Syrian Kurdish fighters chase IS from key base north of Raqa: NGO


BEIRUT – Syrian Kurdish fighters have chased Islamic State militants from a key base north of the jihadists’ stronghold city of Raqa, according to a monitoring group. The Kurdish People’s Protection Units — with US-led air support — took complete control of the Liwa (Brigade) 93 base on Monday, the Syrian Observatory for Human Rights said. “IS lines of defence were pushed back to the gates of Raqa,” added Rami Abdel Rahman, director of the Britain-based Observatory, which relies on a network of sources on the ground. The base was important due to its position overlooking strategic roads linking Raqa to other IS outposts in the provinces of Aleppo to the west and Hasakah to the east. IS militants captured it from regime forces last summer.

The taking of the base is the second blow inflicted on IS fighters by the Kurds in a week, after the capture of Tal Abyad, on Syria’s border with Turkey. Tal Abyad was a key conduit for foreign fighters and supplies into IS-held territory in Syria, and for exports of black market oil from jihadist-held fields. Kurdish forces defended the Syrian town of Kobane against IS in a months-long battle, and have emerged as some of the most effective forces battling the jihadist group in the year since it declared a cross-border “caliphate” with neighbouring Iraq. In the northern city of Aleppo at least 10 civilians, including two children, were killed in a government barrel bomb attack on a mosque Monday, the Observatory said. “The faithful were in the middle of the Maghrib (evening) prayers in a mosque in Aleppo’s rebel-held district of Ansari,” the Syrian Observatory for Human Rights said, adding that the attack also left some 20 people wounded. The attack came just days after 70 countries united to express outrage over the regime’s systematic use of barrel bombs and demand an end to the deadly, indiscriminate attacks.

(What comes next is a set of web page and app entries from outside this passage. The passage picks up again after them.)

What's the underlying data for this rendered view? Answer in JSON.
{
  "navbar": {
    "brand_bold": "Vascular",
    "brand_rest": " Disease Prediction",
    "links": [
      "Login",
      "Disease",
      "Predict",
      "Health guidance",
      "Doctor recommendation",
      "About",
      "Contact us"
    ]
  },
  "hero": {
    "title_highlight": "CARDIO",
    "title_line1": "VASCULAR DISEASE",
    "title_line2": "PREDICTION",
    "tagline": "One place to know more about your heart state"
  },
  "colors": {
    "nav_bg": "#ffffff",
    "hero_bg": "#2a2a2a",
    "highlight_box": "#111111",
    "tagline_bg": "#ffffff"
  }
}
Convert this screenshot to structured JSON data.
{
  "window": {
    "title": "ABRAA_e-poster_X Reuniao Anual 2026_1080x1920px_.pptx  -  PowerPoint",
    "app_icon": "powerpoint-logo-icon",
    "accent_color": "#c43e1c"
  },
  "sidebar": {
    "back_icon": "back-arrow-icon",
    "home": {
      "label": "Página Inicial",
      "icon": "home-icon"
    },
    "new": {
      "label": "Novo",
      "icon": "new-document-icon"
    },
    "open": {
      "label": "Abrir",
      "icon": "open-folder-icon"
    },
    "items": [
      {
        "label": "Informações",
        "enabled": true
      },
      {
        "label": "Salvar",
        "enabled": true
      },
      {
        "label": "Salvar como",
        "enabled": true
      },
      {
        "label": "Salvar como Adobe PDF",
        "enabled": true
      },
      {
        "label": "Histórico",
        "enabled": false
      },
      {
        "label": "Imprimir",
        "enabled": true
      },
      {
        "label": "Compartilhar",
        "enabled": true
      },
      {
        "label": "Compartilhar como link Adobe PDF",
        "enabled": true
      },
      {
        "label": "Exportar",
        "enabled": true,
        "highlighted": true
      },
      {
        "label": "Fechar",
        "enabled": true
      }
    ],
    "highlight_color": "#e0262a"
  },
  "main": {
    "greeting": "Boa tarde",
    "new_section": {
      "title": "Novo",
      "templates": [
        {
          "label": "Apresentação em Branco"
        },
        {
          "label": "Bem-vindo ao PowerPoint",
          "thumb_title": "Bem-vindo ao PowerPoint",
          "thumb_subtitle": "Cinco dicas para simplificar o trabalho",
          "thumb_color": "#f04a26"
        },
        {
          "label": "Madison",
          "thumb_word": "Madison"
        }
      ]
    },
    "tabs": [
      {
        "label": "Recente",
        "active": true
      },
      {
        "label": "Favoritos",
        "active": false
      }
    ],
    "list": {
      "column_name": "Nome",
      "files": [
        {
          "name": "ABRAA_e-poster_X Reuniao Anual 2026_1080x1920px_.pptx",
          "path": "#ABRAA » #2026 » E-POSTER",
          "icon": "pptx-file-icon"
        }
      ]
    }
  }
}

Recent barrel bombings in and around Aleppo had killed hundreds of civilians and wounded dozens “with many victims blown to pieces or burnt beyond recognition,” a letter to the UN Security Council said on Thursday. The attacks were “among the most brutal perpetrated since the start of the Syrian crisis,” it added, saying they were prohibited under international law and must cease. Barrel bombs are crudely made, non-guided missiles made out of large oil barrels, gas cylinders or empty water butts, filled with powerful explosives and scrap metal to exact maximum damage. The Syrian regime denies that the weapons exist. Earlier Monday it was reported that the Syrian army had reopened a key oil supply route near the IS-controlled Palmyra, as the jihadist group has mined the city’s ancient UNESCO-listed ruins. “The infantry has made tangible progress in the area of Biyarat al-Gharbiyeh,” west of Palmyra, which had previously been in IS hands, said pro-government newspaper Al-Watan. The Observatory said the army was now 10 kilometres (six miles) away from Palmyra, and that President Bashar al-Assad’s troops had “chased IS fighters from Biyarat al-Gharbiyeh on the weekend”. Observatory head Rami Abdel Rahman said the capture of the area “allows the regime to secure a transport route for oil from the Jazal field… to other Syrian cities under its control”. The IS group also suffered a setback in northern Iraq, where a US air strike killed a militant who was a person of interest in the 2012 attack on the US embassy compound in Benghazi, Libya. Pentagon spokesman Colonel Steve Warren said Tariq bin al-Tahar bin al-Falih al-‘Awni al-Harzi of Tunisia was killed in Mosul on June 15. The US had described him as a “high-profile” member of Islamic State, considered one of the first people to join the group as a fighter.